Mary Gilmore Smith ā€™29, Gā€™38

Mary Gilmore SmithMary Gilmore Smith, a longtime advocate and counselor for women in higher education who maintained strong ties to SU for nearly 90 years, died in Syracuse on January 18. She was 106 years old. Devoted to lifelong learning, Smith earned bachelor’s and master’s degrees from SU, and was named the University’s first vocational counselor of women in 1938. She later served the University in several roles, including student dean counselor and academic counselor in the Women’s Center at University College, where she co-founded the Eta Pi Upsilon Scholarship Program for women studying part time at SU. Thanks to her unwavering support of the program’s endowed fund, Smith had the longest giving history of any annual donor at SU, which honored her in 2007 for her philanthropic efforts. After retiring from SU in 1972, she served as a community activist and volunteer, including work as a literacy tutor. Among numerous honors, Smith was the recipient of a Chancellor’s Citation and the Melvin Eggers Senior Alumni Award. In 2004, she was inducted into the archives of the National Women’s Hall of Fame in Seneca Falls, New York. Predeceased by her husband, Edward Smith, an SU business law professor, and her son, Sheridan, she is survived by her daughter, Elizabeth Smith Hakanson ’67, G’71 of Syracuse, two granddaughters, and generations of nieces and nephews. 
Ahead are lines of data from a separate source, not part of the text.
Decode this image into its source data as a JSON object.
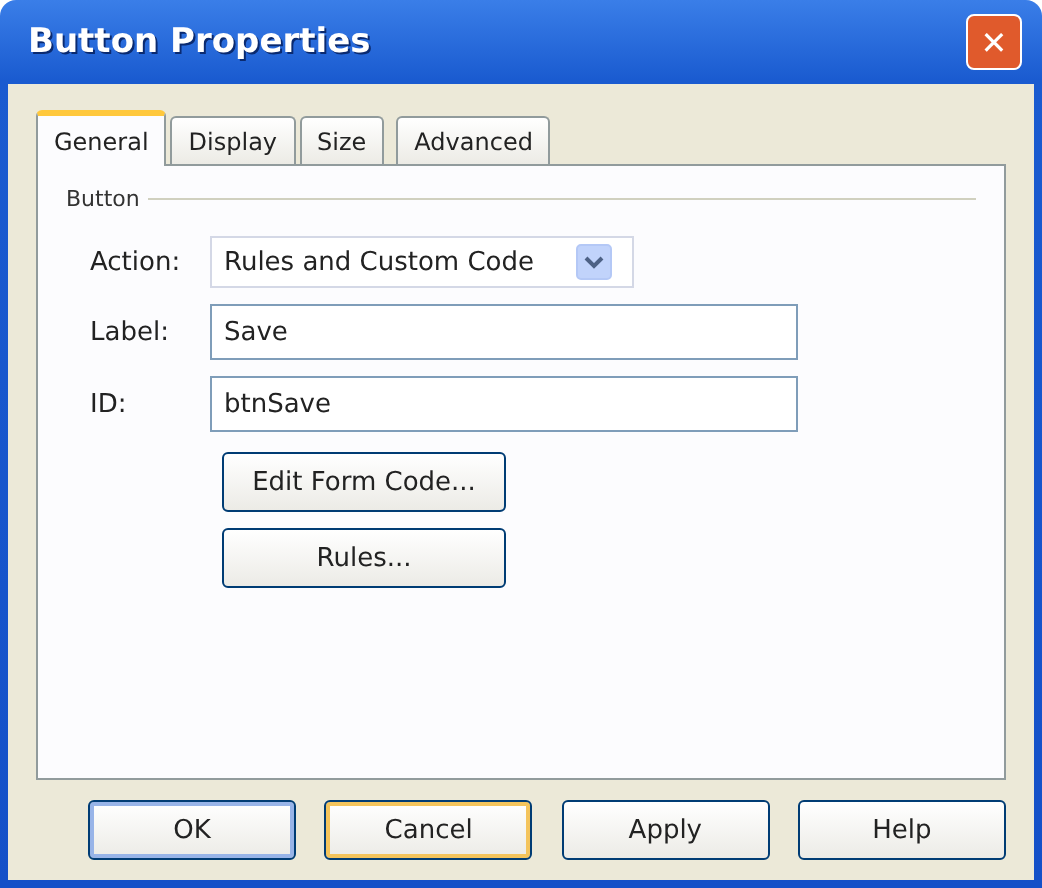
{
  "window": {
    "title": "Button Properties",
    "close": "✕"
  },
  "tabs": [
    {
      "label": "General",
      "selected": true
    },
    {
      "label": "Display",
      "selected": false
    },
    {
      "label": "Size",
      "selected": false
    },
    {
      "label": "Advanced",
      "selected": false
    }
  ],
  "group": {
    "title": "Button",
    "fields": [
      {
        "kind": "dropdown",
        "label": "Action:",
        "value": "Rules and Custom Code"
      },
      {
        "kind": "text",
        "label": "Label:",
        "value": "Save"
      },
      {
        "kind": "text",
        "label": "ID:",
        "value": "btnSave"
      }
    ],
    "buttons": [
      "Edit Form Code...",
      "Rules..."
    ]
  },
  "footer_buttons": [
    "OK",
    "Cancel",
    "Apply",
    "Help"
  ]
}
Luke LaPorta ā€™48, Gā€™50

Luke LaPortsLuke LaPorta, of Liverpool, New York, an educator and former chairman of the Little League International Board of Directors, died on November 19, 2013, at age 89. Born in Jamaica, New York, LaPorta was a U.S. Navy veteran of World War II and earned a bachelor’s degree from the College of Arts and Sciences, a master’s degree from the School of Education, and a doctoral degree from the University of Sarasota. A letter winner of the SU football team, LaPorta devoted much of his life to working with youth in sports. He is credited with introducing Little League baseball to Central New York and was a member of Little League International’s board from 1973 until his death, which included serving as board chairman from 1984 until 1997. LaPorta worked as a teacher, coach, and administrator for the Liverpool Central School District for 31 years, retiring in 1979 as athletic director. He then joined the development office at Syracuse University, where he worked as a senior director for 21 years. Honored as a National Athletic Director of the Year, LaPorta was a founder of the Empire State Games. He is survived by his wife, Marie Lubrano LaPorta ’50; three children, James LaPorta, Nancy Rogers, and Lisa Pesce ’87, G’91, and their families; a sister, Lorraine Brenner; and many nieces, nephews, and cousins.